DENVER (The Blaze/AP) — After wandering for at least three weeks, lost in a remote area of the desert in southern Utah, the only way authorities could describe the 28-year-old autistic man from Colorado when found was emaciated but alive. How did he make it? Living off frogs and roots he found in the Escalante Desert.
William Martin LaFever of Colorado Springs, Colo., told rescuers that in addition to the bits of food he scavenged, he drank water from the Escalante River while attempting to walk from Boulder, Utah, to Page, Ariz., a distance of approximately 90 miles or more by the route he appeared to be taking.
The Garfield County Sheriff's Department estimated he had traveled about 40 miles before he was found.
"It is some of the most rugged, unforgiving terrain you will find anywhere on Earth, jagged cliffs, stone ledges, sandstone, sagebrush, juniper," sheriff's spokeswoman Becki Bronson said in a telephone interview.
"Where William was hiking, there just isn't anyone out there," she said. "There are no people.

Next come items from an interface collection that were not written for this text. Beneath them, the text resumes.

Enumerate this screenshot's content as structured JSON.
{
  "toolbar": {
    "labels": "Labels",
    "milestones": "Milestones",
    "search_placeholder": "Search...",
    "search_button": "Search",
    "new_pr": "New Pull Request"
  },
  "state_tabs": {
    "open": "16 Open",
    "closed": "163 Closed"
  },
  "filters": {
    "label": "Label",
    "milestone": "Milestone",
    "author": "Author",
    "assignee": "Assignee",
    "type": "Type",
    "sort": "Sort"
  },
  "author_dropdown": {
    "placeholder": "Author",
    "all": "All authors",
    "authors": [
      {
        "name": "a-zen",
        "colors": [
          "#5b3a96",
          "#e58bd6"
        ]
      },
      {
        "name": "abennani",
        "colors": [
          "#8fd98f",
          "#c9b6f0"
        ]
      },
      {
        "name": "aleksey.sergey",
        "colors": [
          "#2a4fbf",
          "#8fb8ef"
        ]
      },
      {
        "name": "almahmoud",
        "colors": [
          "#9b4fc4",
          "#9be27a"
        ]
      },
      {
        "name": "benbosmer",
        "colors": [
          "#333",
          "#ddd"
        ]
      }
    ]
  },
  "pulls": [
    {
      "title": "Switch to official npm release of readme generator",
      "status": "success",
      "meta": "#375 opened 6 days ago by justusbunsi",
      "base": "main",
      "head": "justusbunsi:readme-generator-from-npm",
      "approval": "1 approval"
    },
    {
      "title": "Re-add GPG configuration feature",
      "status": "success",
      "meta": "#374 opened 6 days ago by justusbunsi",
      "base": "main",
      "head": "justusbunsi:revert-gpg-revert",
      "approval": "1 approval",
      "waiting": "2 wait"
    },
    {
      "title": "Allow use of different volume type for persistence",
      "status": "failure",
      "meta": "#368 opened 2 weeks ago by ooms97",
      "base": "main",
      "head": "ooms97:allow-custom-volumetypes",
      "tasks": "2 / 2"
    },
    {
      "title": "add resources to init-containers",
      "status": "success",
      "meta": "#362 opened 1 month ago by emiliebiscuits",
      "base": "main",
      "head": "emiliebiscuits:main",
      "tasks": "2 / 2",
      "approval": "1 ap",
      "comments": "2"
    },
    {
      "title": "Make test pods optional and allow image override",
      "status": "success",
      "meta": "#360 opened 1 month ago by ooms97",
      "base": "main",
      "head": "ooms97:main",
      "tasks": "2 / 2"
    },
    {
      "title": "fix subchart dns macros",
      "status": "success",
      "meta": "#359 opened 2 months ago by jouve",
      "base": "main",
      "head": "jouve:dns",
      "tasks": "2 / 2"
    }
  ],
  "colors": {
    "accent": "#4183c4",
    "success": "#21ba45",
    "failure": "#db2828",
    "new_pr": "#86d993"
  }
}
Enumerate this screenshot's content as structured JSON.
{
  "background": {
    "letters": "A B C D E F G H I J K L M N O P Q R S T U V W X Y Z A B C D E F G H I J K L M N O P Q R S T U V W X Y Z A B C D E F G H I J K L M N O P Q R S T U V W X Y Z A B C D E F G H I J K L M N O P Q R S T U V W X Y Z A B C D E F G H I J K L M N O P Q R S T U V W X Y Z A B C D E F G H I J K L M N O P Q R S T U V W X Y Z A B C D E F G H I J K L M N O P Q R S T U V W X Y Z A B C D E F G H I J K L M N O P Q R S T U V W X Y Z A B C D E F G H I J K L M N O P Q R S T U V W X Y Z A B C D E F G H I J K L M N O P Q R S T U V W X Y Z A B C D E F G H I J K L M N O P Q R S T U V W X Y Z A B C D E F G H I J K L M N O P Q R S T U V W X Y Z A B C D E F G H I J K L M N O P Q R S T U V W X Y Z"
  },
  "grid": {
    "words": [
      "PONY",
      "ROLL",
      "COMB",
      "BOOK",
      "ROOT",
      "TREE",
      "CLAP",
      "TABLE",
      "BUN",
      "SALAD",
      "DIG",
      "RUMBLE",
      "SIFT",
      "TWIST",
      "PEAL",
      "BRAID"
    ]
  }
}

There are no towns."
The sheriff's department said it was remarkable that searchers aboard a helicopter were able to find LaFever at all, much less alive.
Deputy Ray Gardner, who had recently completed training in search and rescue operations for people with autism and was aboard the helicopter, said LaFever would not have survived another 24 hours.
The helicopter took LaFever to Garfield Memorial Hospital in Panguitch. The hospital said it could not release any information on his condition.
LaFever was trying to get to Page because his father, John LaFever of Colorado Springs, told him he would wire money to him in there, the sheriff's department said in a written release.
William LaFever had called his father on June 6 or 7 to say he was hiking in the Boulder area with his dog, and that someone had stolen some of his hiking gear and he had run out of money. John LaFever told his son to catch a ride to Page to collect the money.
Unbeknownst to his father, William LaFever apparently decided to hike down the Escalante River and then hitch a boat ride along Lake Powell to Page, rather than try to catch a ride, the sheriff's department said.
LaFever set out along the river but ran out of food. His dog left him, and LaFever began abandoning his gear until all he had was the clothing and shoes he was wearing when he was found, the sheriff's department said.
The dog hasn't been seen since. Authorities do not know why the dog ran off, Bronson said.
The early June phone call was the last time the family heard from LaFever, and his sister reported him missing on Monday, the sheriff's department said.
A telephone message left at the LaFevers' home in Colorado Springs wasn't immediately returned.
Gardner's training in searching for people with autism taught him they are naturally drawn to water, so the helicopter search focused on the Escalante River, the department said.
The helicopter team spotted LaFever Thursday afternoon, sitting in the Escalante River about five miles from Lake Powell, weakly waving at the aircraft.
Gardner was dumbfounded when LaFever identified himself because of the long odds of finding anyone in that country, the sheriff's department said.
"In all my career I have never seen someone so emaciated," Gardner was quoted as saying in the sheriff's department release. "I could not believe that he was alive, and feel certain that in another 24 hours he would not have been alive."
Gardner didn't immediately return a phone message late Thursday.
LaFever was so weak that he couldn't stand, but he was so eager for human contact that at first he would not stop talking long enough to eat or drink anything, the sheriff's department said. He eventually took a drink and ate a granola bar.